2
$\begingroup$

Assume $A$ is a closed linear operator on a Banach space $X$ and is densely defined. Assume the spectral bound $s(A) = \sup\{Re\lambda: \lambda\in \sigma(A)\}$ is finite. For example, if $A$ is the generator of a semigroup $T(t)$ with growth bound $\omega$, i.e., $\|T(t)\|\le Ce^{\omega t}$, we have $s(A) \le \omega$. Let $\alpha > s(A)$ be a real numer. Let $R(\lambda, A) = (\lambda - A)^{-1}$ be the resolvent. Do we have the following spectral representation of the semigroup $e^{tA}$? $$e^{tA} = \frac{1}{2\pi i}\int_{\Gamma}e^{tz}R(z,A)dz,$$ where $\Gamma \subset \mathbb{C}$ is the vertical line $\{z\in\mathbb{C}, Re(z) = \alpha\}$.

$\endgroup$
  • 1
    $\begingroup$ In which sense would you expect the integral to converge? (Absolute convergence does certainly not hold.) $\endgroup$ – Jochen Glueck May 12 '20 at 9:02
  • $\begingroup$ Yes, you are right, the integral cannot be absolutely convergent. My question is whether the integral is well-defined (convergent in the usual functional calculus sense) and equals the semigroup generated by $A$. $\endgroup$ – Jacob Lu May 13 '20 at 1:07
  • $\begingroup$ I guess there is no way since the resolvent cannot decay faster than $1/|z|$. The above integral does not converge even for multiplication operators. $\endgroup$ – Giorgio Metafune May 13 '20 at 8:10
  • 1
    $\begingroup$ @GiorgioMetafune: Well, since the exponential function oscillates along the imaginary axis, there might be a chance for this to converge as an improper integral. I wouldn't be too surprised if it holds, say, in finite dimensions (or even for analytic semigroups). But there are a lot of details to check... $\endgroup$ – Jochen Glueck May 13 '20 at 11:46
  • 1
    $\begingroup$ Alright, I've done the calculation in the one-dimensional case. First note that there's the factor $\frac{1}{2\pi i}$ missing in front of the integral. But this little issue aside, we can use integration by parts and Cauchy's integral formula to see that the formula does indeed hold in the one-dimensional case (and thus also for diagonalizable matrices). I'd suspect that the same works for bounded generators $A$, but I have not checked this in detail. For analytic semigroups, things seem to be more involved since we cannot simply add a large circle on the left of the imaginary axis. $\endgroup$ – Jochen Glueck May 13 '20 at 12:10
4
$\begingroup$

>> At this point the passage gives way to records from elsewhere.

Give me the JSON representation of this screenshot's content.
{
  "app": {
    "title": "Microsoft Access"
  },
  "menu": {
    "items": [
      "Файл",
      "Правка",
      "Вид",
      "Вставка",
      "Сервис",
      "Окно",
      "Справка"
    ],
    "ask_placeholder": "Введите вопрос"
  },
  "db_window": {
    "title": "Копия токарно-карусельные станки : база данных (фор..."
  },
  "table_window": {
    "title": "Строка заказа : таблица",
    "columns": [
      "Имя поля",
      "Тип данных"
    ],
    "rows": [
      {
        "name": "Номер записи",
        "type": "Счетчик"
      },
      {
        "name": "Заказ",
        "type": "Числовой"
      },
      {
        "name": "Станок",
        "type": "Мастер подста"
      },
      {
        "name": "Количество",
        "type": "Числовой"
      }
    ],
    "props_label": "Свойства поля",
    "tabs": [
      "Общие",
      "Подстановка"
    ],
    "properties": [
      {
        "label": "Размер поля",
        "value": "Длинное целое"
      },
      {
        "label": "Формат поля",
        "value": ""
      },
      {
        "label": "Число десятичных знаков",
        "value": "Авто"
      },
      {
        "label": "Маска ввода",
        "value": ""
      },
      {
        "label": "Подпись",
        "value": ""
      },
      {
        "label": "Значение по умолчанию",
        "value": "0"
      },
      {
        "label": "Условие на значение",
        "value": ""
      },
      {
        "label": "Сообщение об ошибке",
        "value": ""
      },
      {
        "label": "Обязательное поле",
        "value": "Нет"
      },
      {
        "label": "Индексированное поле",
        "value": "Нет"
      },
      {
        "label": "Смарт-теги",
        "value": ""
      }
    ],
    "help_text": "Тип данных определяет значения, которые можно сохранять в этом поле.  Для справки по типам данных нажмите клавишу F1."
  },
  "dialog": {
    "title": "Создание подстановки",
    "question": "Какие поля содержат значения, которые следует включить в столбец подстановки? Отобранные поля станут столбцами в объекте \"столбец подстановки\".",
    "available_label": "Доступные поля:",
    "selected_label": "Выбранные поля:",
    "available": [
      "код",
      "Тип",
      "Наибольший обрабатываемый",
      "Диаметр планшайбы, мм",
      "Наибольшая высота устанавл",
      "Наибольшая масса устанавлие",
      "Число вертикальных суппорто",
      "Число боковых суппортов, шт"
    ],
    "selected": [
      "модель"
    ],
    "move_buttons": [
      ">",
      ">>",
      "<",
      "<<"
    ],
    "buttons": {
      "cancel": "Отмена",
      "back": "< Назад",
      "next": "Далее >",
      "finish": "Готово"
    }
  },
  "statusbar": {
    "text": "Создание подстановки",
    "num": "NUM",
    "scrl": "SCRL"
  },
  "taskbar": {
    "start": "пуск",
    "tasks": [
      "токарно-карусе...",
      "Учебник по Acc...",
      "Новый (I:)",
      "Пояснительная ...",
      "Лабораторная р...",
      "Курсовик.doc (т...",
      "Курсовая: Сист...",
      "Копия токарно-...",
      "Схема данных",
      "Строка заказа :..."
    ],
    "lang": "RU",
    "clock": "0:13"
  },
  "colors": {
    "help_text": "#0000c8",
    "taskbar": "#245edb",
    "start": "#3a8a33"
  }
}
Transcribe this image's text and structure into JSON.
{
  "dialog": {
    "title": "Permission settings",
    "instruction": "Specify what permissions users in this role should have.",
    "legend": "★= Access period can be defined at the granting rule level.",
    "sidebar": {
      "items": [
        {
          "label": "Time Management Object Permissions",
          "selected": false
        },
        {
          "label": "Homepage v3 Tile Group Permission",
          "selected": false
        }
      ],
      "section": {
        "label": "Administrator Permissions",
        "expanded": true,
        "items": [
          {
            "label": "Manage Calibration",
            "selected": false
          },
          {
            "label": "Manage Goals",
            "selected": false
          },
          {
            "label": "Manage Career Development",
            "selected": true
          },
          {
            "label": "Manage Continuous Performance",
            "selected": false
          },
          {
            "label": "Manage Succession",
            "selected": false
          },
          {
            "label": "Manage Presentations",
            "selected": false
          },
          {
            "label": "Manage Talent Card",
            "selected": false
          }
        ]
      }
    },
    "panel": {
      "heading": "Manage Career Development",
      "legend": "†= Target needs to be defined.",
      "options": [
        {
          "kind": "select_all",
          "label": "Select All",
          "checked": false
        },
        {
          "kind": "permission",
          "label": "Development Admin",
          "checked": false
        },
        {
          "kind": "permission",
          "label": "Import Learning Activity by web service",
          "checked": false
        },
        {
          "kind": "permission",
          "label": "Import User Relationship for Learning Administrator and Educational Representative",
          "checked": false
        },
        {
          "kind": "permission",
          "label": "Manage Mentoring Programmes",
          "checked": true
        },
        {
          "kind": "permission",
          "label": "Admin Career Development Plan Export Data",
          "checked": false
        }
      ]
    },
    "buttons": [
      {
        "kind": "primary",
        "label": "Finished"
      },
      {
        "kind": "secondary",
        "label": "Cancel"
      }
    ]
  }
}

I've looked it up now. The formula in question does indeed hold in the following sense:

Theorem. Let $(e^{tA})_{t \in [0,\infty)}$ be a $C_0$-semigroup on a complex Banach space $X$. Let $\omega \in \mathbb{R}$ be a real number that is strictly larger than the growth bound of our semigroup and let, for each $k > 0$, $\Gamma_k$ denote the complex line from $\omega - ik$ to $\omega +ik$. Then:

(i) The formula $$ (*) \qquad e^{tA}x = \lim_{k \to \infty} \frac{1}{2\pi i} \int_{\Gamma_k} e^{zt} R(z,A)x \, dz $$ holds for each $x$ in the domain of $A$.

(ii) If $X$ is an UMD space, then $(*)$ does even hold for each $x \in X$.

Reference: Proposition 3.12.1 and Theorem 3.12.2 in "Arendt, Batty, Hieber, Neubrander: Vector-Valued Laplace Transforms and Cauchy Problems (2011)".

The same reference contains a counterexample that shows that one cannot drop the assumption in (ii) that $X$ be a UMD space, in general (this is Example 3.12.3 there; hardly surprising, the counterexample is a shift semigroup...).

$\endgroup$
  • $\begingroup$ You are right, nice to have this. $\endgroup$ – Giorgio Metafune May 13 '20 at 13:02
  • $\begingroup$ Many thanks for the reference, this is very helpful! $\endgroup$ – Jacob Lu May 13 '20 at 20:13

Your Answer

By clicking “Post Your Answer”, you agree to our terms of service, privacy policy and cookie policy

Not the answer you're looking for? Browse other questions tagged or ask your own question.